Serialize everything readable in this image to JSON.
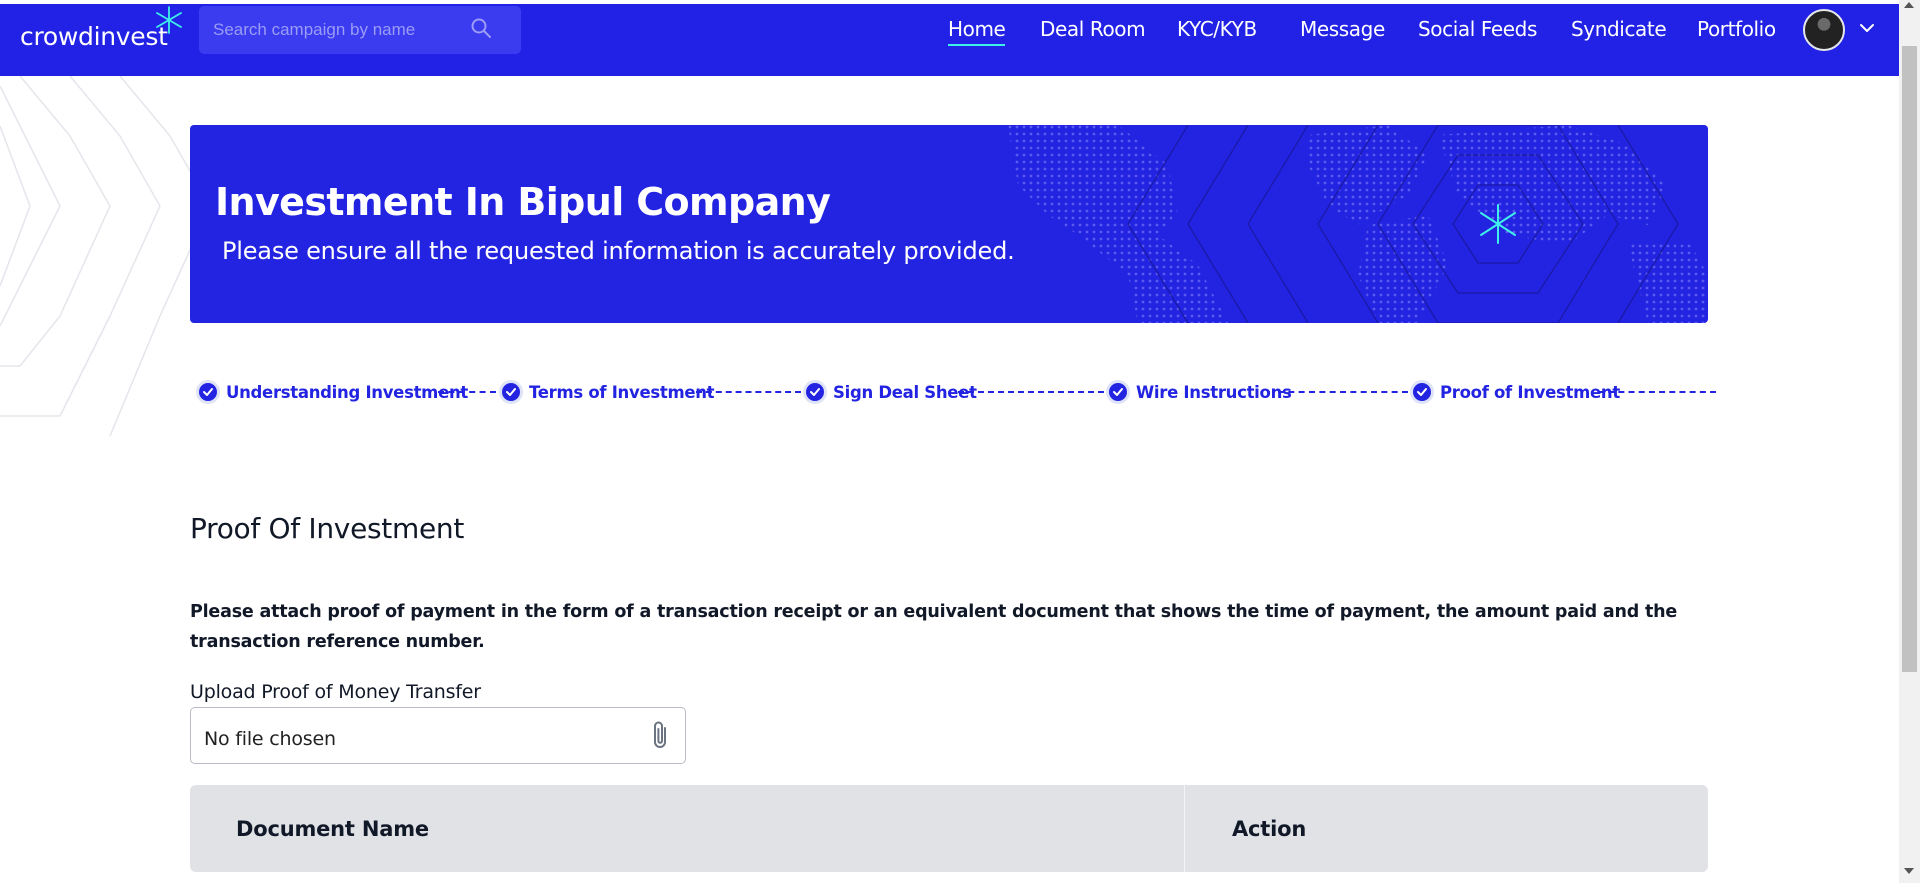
{
  "navbar": {
    "brand": "crowdinvest",
    "search_placeholder": "Search campaign by name",
    "items": [
      {
        "label": "Home",
        "active": true
      },
      {
        "label": "Deal Room"
      },
      {
        "label": "KYC/KYB"
      },
      {
        "label": "Message"
      },
      {
        "label": "Social Feeds"
      },
      {
        "label": "Syndicate"
      },
      {
        "label": "Portfolio"
      }
    ],
    "icons": {
      "search": "search-icon",
      "avatar": "avatar",
      "caret": "chevron-down-icon"
    }
  },
  "banner": {
    "title": "Investment In Bipul Company",
    "subtitle": "Please ensure all the requested information is accurately provided."
  },
  "stepper": {
    "steps": [
      {
        "label": "Understanding Investment",
        "completed": true
      },
      {
        "label": "Terms of Investment",
        "completed": true
      },
      {
        "label": "Sign Deal Sheet",
        "completed": true
      },
      {
        "label": "Wire Instructions",
        "completed": true
      },
      {
        "label": "Proof of Investment",
        "completed": true
      }
    ]
  },
  "section": {
    "title": "Proof Of Investment",
    "instructions": "Please attach proof of payment in the form of a transaction receipt or an equivalent document that shows the time of payment, the amount paid and the transaction reference number.",
    "upload_label": "Upload Proof of Money Transfer",
    "file_status": "No file chosen"
  },
  "table": {
    "columns": [
      "Document Name",
      "Action"
    ]
  },
  "colors": {
    "primary": "#2323e2",
    "accent": "#3ff0e8",
    "table_header": "#e0e2e6"
  }
}
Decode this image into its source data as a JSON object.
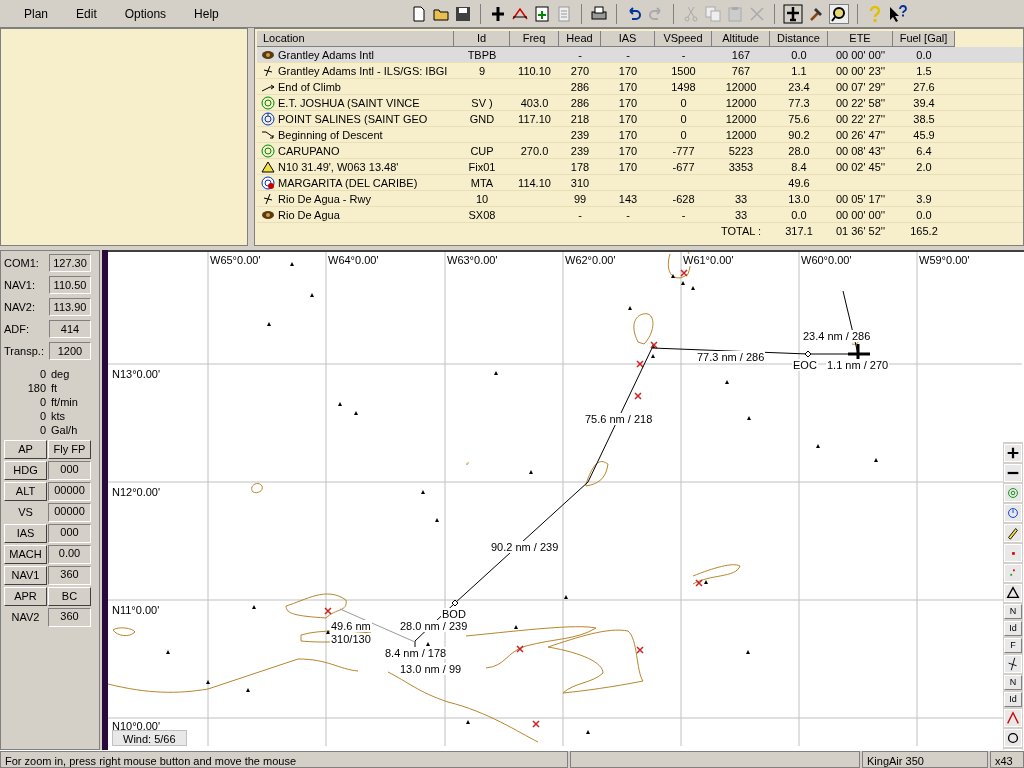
{
  "menu": [
    "Plan",
    "Edit",
    "Options",
    "Help"
  ],
  "flight_plan": {
    "columns": [
      "Location",
      "Id",
      "Freq",
      "Head",
      "IAS",
      "VSpeed",
      "Altitude",
      "Distance",
      "ETE",
      "Fuel [Gal]"
    ],
    "rows": [
      {
        "kind": "airport",
        "selected": true,
        "cells": [
          "Grantley Adams Intl",
          "TBPB",
          "",
          "-",
          "-",
          "-",
          "167",
          "0.0",
          "00 00' 00''",
          "0.0"
        ]
      },
      {
        "kind": "runway",
        "selected": false,
        "cells": [
          "Grantley Adams Intl - ILS/GS: IBGI",
          "9",
          "110.10",
          "270",
          "170",
          "1500",
          "767",
          "1.1",
          "00 00' 23''",
          "1.5"
        ]
      },
      {
        "kind": "climb",
        "selected": false,
        "cells": [
          "End of Climb",
          "",
          "",
          "286",
          "170",
          "1498",
          "12000",
          "23.4",
          "00 07' 29''",
          "27.6"
        ]
      },
      {
        "kind": "ndb",
        "selected": false,
        "cells": [
          "E.T. JOSHUA (SAINT VINCE",
          "SV )",
          "403.0",
          "286",
          "170",
          "0",
          "12000",
          "77.3",
          "00 22' 58''",
          "39.4"
        ]
      },
      {
        "kind": "vor",
        "selected": false,
        "cells": [
          "POINT SALINES (SAINT GEO",
          "GND",
          "117.10",
          "218",
          "170",
          "0",
          "12000",
          "75.6",
          "00 22' 27''",
          "38.5"
        ]
      },
      {
        "kind": "descent",
        "selected": false,
        "cells": [
          "Beginning of Descent",
          "",
          "",
          "239",
          "170",
          "0",
          "12000",
          "90.2",
          "00 26' 47''",
          "45.9"
        ]
      },
      {
        "kind": "ndb",
        "selected": false,
        "cells": [
          "CARUPANO",
          "CUP",
          "270.0",
          "239",
          "170",
          "-777",
          "5223",
          "28.0",
          "00 08' 43''",
          "6.4"
        ]
      },
      {
        "kind": "fix",
        "selected": false,
        "cells": [
          "N10 31.49', W063 13.48'",
          "Fix01",
          "",
          "178",
          "170",
          "-677",
          "3353",
          "8.4",
          "00 02' 45''",
          "2.0"
        ]
      },
      {
        "kind": "vordme",
        "selected": false,
        "cells": [
          "MARGARITA (DEL CARIBE)",
          "MTA",
          "114.10",
          "310",
          "",
          "",
          "",
          "49.6",
          "",
          ""
        ]
      },
      {
        "kind": "runway",
        "selected": false,
        "cells": [
          "Rio De Agua - Rwy",
          "10",
          "",
          "99",
          "143",
          "-628",
          "33",
          "13.0",
          "00 05' 17''",
          "3.9"
        ]
      },
      {
        "kind": "airport",
        "selected": false,
        "cells": [
          "Rio De Agua",
          "SX08",
          "",
          "-",
          "-",
          "-",
          "33",
          "0.0",
          "00 00' 00''",
          "0.0"
        ]
      }
    ],
    "total": {
      "label": "TOTAL :",
      "distance": "317.1",
      "ete": "01 36' 52''",
      "fuel": "165.2"
    }
  },
  "radios": [
    {
      "label": "COM1:",
      "value": "127.30"
    },
    {
      "label": "NAV1:",
      "value": "110.50"
    },
    {
      "label": "NAV2:",
      "value": "113.90"
    },
    {
      "label": "ADF:",
      "value": "414"
    },
    {
      "label": "Transp.:",
      "value": "1200"
    }
  ],
  "readouts": [
    {
      "value": "0",
      "unit": "deg"
    },
    {
      "value": "180",
      "unit": "ft"
    },
    {
      "value": "0",
      "unit": "ft/min"
    },
    {
      "value": "0",
      "unit": "kts"
    },
    {
      "value": "0",
      "unit": "Gal/h"
    }
  ],
  "autopilot": [
    [
      {
        "kind": "button",
        "text": "AP"
      },
      {
        "kind": "button",
        "text": "Fly FP"
      }
    ],
    [
      {
        "kind": "button",
        "text": "HDG"
      },
      {
        "kind": "field",
        "text": "000"
      }
    ],
    [
      {
        "kind": "button",
        "text": "ALT"
      },
      {
        "kind": "field",
        "text": "00000"
      }
    ],
    [
      {
        "kind": "label",
        "text": "VS"
      },
      {
        "kind": "field",
        "text": "00000"
      }
    ],
    [
      {
        "kind": "button",
        "text": "IAS"
      },
      {
        "kind": "field",
        "text": "000"
      }
    ],
    [
      {
        "kind": "button",
        "text": "MACH"
      },
      {
        "kind": "field",
        "text": "0.00"
      }
    ],
    [
      {
        "kind": "button",
        "text": "NAV1"
      },
      {
        "kind": "field",
        "text": "360"
      }
    ],
    [
      {
        "kind": "button",
        "text": "APR"
      },
      {
        "kind": "button",
        "text": "BC"
      }
    ],
    [
      {
        "kind": "label",
        "text": "NAV2"
      },
      {
        "kind": "field",
        "text": "360"
      }
    ]
  ],
  "map": {
    "longitude_labels": [
      "W65°0.00'",
      "W64°0.00'",
      "W63°0.00'",
      "W62°0.00'",
      "W61°0.00'",
      "W60°0.00'",
      "W59°0.00'"
    ],
    "latitude_labels": [
      "N13°0.00'",
      "N12°0.00'",
      "N11°0.00'",
      "N10°0.00'"
    ],
    "leg_labels": [
      "23.4 nm / 286",
      "77.3 nm / 286",
      "75.6 nm / 218",
      "90.2 nm / 239",
      "28.0 nm / 239",
      "49.6 nm",
      "310/130",
      "8.4 nm / 178",
      "13.0 nm / 99",
      "1.1 nm / 270"
    ],
    "waypoint_labels": [
      "EOC",
      "BOD"
    ],
    "wind": "Wind: 5/66",
    "tool_labels": [
      "N",
      "Id",
      "F",
      "N",
      "Id"
    ]
  },
  "status_bar": {
    "hint": "For zoom in, press right mouse button and move the mouse",
    "aircraft": "KingAir 350",
    "zoom": "x43"
  }
}
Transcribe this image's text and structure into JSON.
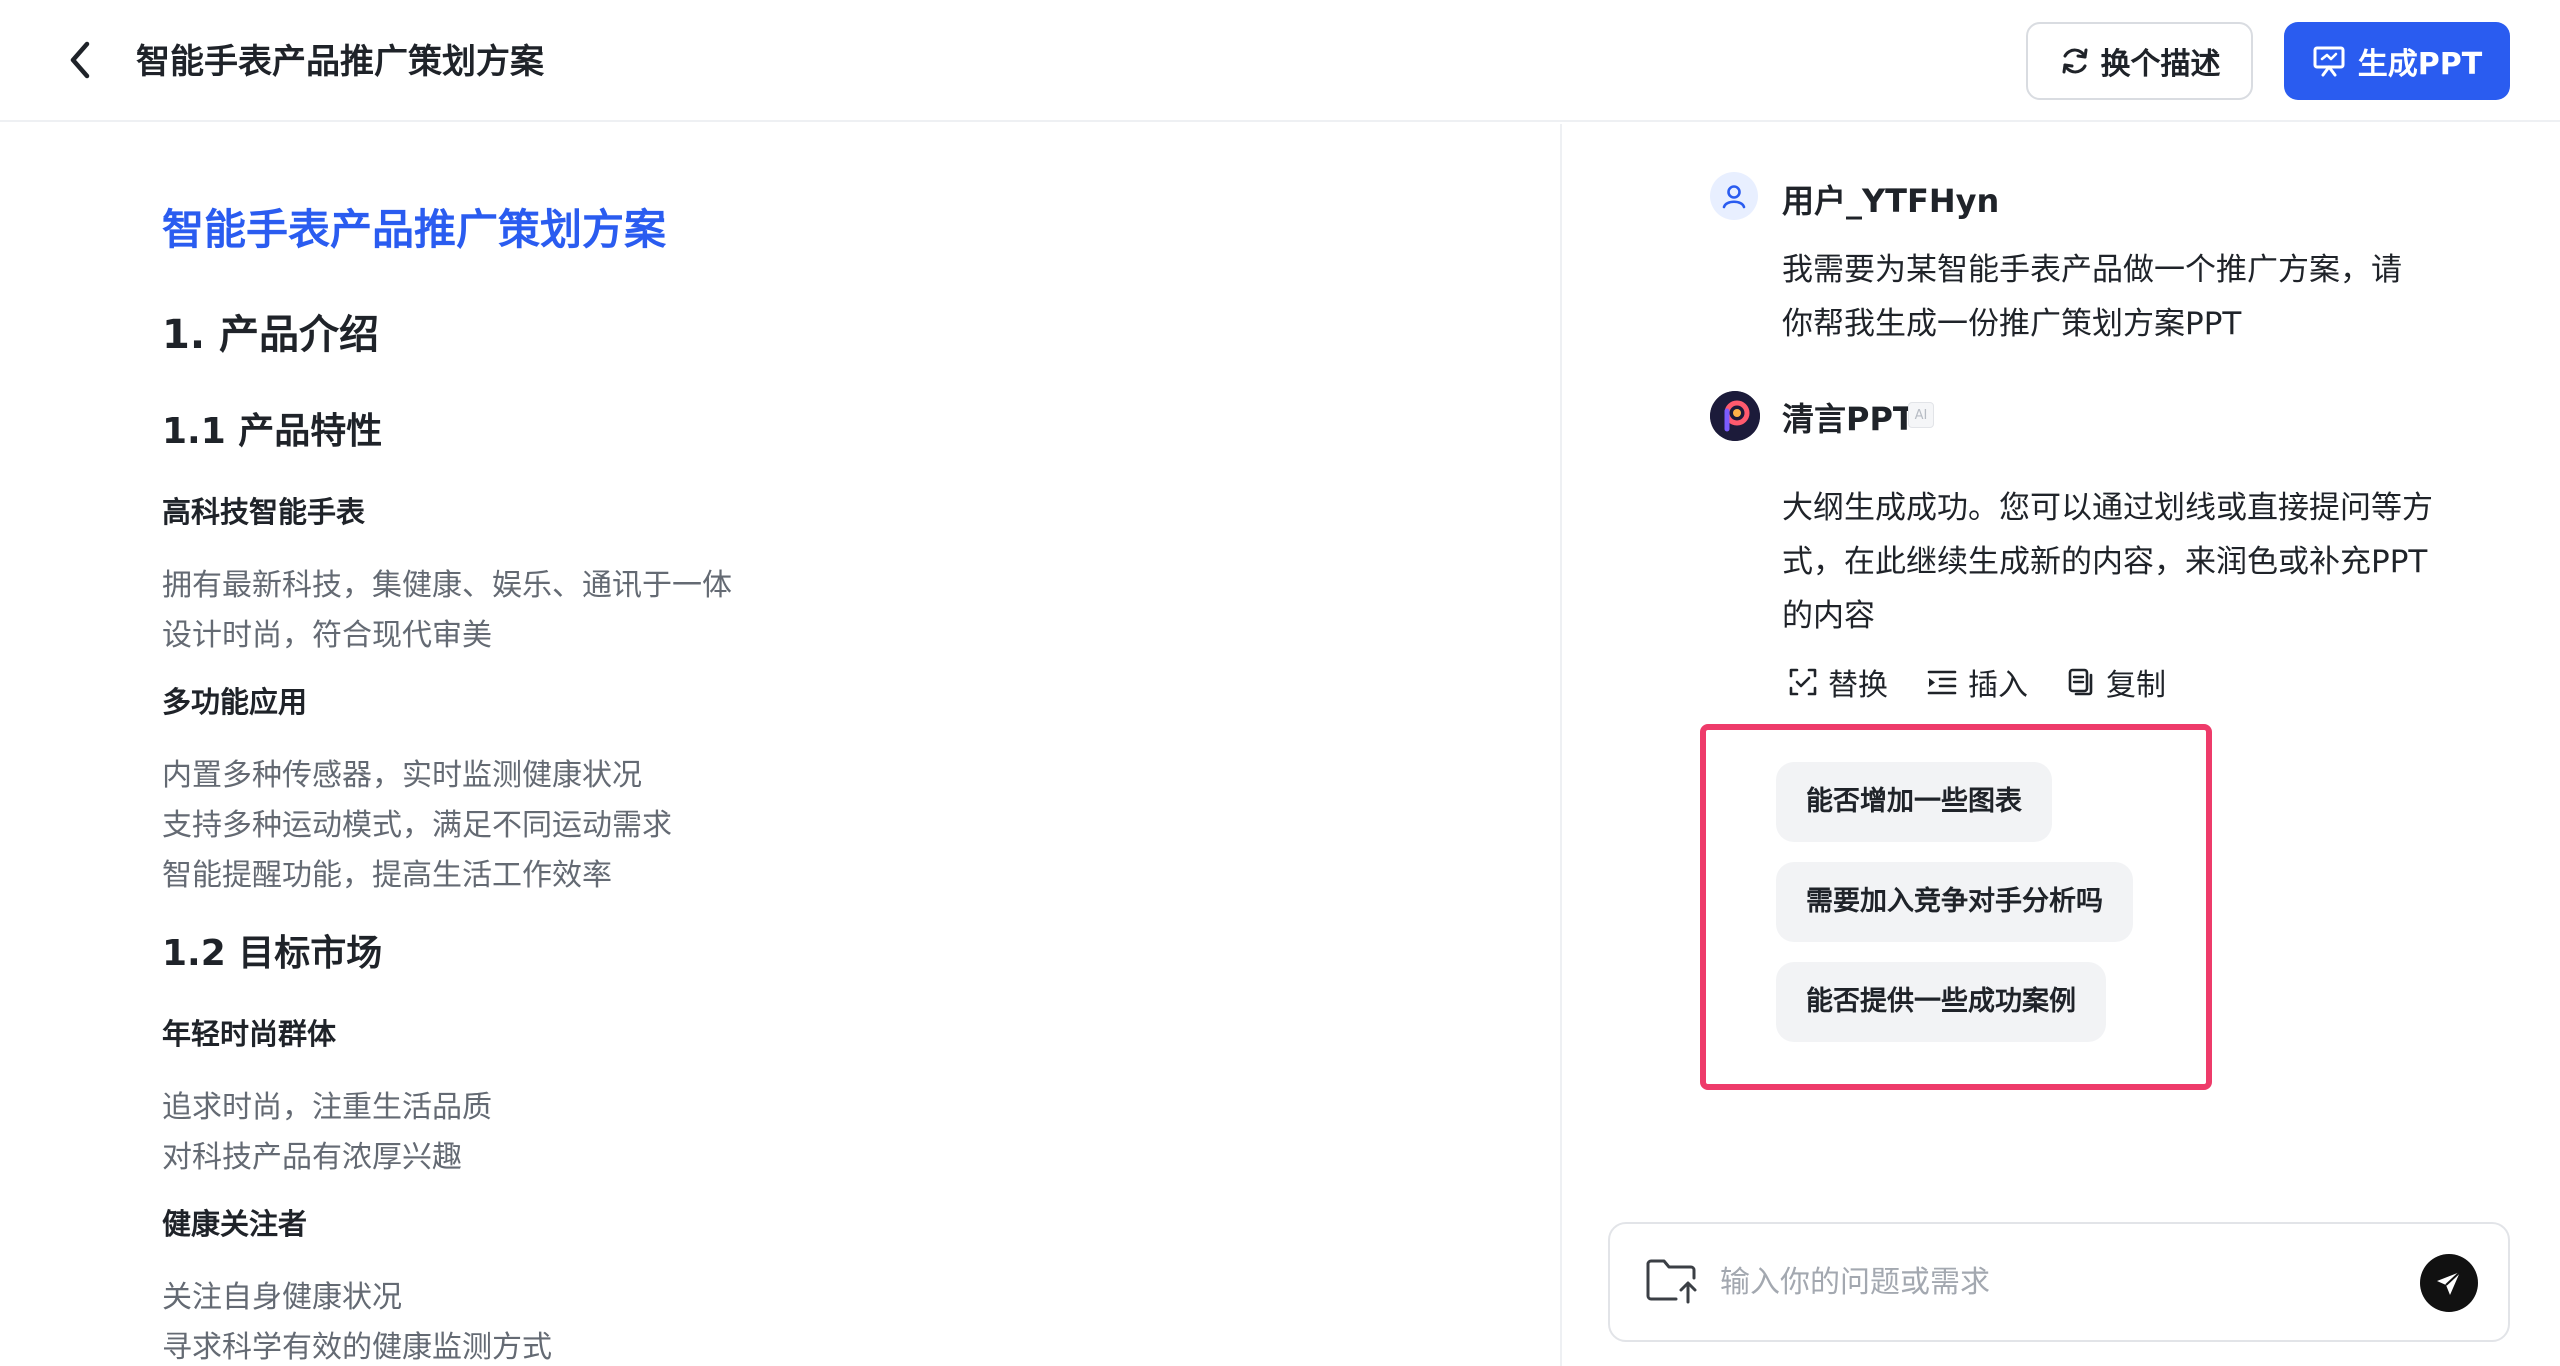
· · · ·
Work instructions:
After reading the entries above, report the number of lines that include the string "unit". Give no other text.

Written response:
5